RECORDS FOR THIS EXERCISE
..............................
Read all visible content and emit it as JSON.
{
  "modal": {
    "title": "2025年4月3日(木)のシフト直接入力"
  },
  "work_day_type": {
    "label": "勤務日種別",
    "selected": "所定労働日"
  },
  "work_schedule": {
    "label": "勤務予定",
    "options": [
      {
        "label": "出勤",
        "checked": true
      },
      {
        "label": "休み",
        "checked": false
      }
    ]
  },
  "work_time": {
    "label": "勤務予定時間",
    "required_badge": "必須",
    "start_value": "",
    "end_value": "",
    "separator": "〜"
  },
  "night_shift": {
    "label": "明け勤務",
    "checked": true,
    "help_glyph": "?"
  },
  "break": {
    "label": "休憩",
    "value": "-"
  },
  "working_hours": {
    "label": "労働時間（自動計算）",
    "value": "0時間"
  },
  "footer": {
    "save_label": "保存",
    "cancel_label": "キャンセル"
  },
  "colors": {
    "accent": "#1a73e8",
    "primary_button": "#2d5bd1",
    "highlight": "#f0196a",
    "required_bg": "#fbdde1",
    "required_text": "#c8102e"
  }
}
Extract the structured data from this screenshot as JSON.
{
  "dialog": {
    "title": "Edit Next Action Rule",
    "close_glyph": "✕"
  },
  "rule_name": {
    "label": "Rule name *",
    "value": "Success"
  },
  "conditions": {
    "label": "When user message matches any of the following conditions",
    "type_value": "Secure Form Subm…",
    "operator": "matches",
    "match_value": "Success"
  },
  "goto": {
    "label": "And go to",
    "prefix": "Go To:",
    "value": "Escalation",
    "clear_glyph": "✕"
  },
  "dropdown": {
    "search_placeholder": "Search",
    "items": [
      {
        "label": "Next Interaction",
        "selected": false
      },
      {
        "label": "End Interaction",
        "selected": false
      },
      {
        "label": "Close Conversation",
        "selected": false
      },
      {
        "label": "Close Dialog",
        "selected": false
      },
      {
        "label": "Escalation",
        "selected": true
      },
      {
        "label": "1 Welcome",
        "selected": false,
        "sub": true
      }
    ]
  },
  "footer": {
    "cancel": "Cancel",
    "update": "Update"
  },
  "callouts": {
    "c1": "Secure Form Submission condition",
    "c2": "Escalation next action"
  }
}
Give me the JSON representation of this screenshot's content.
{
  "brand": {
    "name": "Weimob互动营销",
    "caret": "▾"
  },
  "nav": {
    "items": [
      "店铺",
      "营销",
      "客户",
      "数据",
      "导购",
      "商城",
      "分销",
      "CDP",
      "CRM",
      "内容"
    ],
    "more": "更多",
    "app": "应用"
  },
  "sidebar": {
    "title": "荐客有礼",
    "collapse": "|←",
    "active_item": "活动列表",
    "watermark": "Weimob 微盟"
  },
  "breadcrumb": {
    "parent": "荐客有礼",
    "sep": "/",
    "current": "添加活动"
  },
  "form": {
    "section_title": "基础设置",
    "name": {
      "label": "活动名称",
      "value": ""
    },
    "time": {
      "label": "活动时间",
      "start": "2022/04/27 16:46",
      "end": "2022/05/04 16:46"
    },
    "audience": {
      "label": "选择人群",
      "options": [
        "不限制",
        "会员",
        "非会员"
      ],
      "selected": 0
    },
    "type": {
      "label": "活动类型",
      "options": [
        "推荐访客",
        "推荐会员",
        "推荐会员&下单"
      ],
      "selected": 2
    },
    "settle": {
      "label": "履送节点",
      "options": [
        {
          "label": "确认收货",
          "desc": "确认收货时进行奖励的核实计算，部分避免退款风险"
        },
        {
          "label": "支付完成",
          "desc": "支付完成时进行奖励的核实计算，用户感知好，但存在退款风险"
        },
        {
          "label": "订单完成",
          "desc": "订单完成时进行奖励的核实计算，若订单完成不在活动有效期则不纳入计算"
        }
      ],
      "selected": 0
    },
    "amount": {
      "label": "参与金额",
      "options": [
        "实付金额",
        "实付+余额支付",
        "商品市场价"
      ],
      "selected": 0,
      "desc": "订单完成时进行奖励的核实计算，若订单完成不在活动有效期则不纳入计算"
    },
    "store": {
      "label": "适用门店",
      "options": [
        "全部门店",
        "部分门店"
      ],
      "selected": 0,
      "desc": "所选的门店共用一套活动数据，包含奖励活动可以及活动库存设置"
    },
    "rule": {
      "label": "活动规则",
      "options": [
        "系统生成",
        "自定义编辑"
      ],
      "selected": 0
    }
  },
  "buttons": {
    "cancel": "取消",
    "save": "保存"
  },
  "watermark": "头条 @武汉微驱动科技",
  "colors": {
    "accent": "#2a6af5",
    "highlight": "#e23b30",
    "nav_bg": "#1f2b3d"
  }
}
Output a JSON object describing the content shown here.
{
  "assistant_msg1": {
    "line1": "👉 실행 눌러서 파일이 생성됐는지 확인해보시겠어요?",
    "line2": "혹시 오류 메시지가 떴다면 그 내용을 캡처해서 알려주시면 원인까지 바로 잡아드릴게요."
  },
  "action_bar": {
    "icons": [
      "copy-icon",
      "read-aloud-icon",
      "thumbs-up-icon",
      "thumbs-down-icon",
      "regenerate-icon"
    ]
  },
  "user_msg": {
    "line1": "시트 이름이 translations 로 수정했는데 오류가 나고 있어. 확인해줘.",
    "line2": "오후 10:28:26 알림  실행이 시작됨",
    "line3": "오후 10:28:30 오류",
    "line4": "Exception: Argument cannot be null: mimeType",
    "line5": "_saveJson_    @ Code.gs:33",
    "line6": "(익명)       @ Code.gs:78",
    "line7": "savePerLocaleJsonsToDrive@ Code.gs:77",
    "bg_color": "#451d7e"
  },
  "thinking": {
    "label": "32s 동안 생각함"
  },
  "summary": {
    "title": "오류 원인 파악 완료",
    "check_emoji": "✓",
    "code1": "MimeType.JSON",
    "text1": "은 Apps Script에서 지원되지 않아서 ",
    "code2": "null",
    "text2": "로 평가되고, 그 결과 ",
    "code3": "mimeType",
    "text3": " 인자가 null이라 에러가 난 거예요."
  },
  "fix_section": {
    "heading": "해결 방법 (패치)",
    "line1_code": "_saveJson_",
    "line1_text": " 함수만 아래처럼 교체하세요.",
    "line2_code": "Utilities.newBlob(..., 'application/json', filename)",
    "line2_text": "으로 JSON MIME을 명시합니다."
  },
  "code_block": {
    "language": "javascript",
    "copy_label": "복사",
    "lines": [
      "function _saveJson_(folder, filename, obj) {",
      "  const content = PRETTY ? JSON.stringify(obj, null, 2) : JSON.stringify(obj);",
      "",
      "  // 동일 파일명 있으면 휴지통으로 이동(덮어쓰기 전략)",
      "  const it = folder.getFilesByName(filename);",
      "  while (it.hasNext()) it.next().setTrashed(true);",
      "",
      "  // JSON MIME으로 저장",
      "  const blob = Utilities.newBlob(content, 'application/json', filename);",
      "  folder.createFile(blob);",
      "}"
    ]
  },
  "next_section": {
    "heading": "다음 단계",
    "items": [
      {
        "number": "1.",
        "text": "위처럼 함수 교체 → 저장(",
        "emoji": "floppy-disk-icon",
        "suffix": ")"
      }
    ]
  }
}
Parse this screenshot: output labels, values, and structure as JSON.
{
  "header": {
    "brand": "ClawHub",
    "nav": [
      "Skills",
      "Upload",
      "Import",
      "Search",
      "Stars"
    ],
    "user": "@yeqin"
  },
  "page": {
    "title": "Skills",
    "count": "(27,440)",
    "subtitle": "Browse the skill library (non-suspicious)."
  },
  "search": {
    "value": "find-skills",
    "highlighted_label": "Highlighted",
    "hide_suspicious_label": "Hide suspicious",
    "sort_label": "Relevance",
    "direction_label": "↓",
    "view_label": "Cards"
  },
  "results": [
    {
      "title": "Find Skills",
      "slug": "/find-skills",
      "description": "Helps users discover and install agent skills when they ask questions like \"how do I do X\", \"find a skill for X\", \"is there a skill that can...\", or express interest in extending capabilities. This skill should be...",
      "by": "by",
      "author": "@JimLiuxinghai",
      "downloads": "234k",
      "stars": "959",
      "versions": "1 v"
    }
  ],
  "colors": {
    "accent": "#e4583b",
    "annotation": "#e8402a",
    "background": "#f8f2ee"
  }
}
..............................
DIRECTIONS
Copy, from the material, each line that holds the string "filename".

WRITTEN SOLUTION
    "line2_code": "Utilities.newBlob(..., 'application/json', filename)",
      "function _saveJson_(folder, filename, obj) {",
      "  const it = folder.getFilesByName(filename);",
      "  const blob = Utilities.newBlob(content, 'application/json', filename);",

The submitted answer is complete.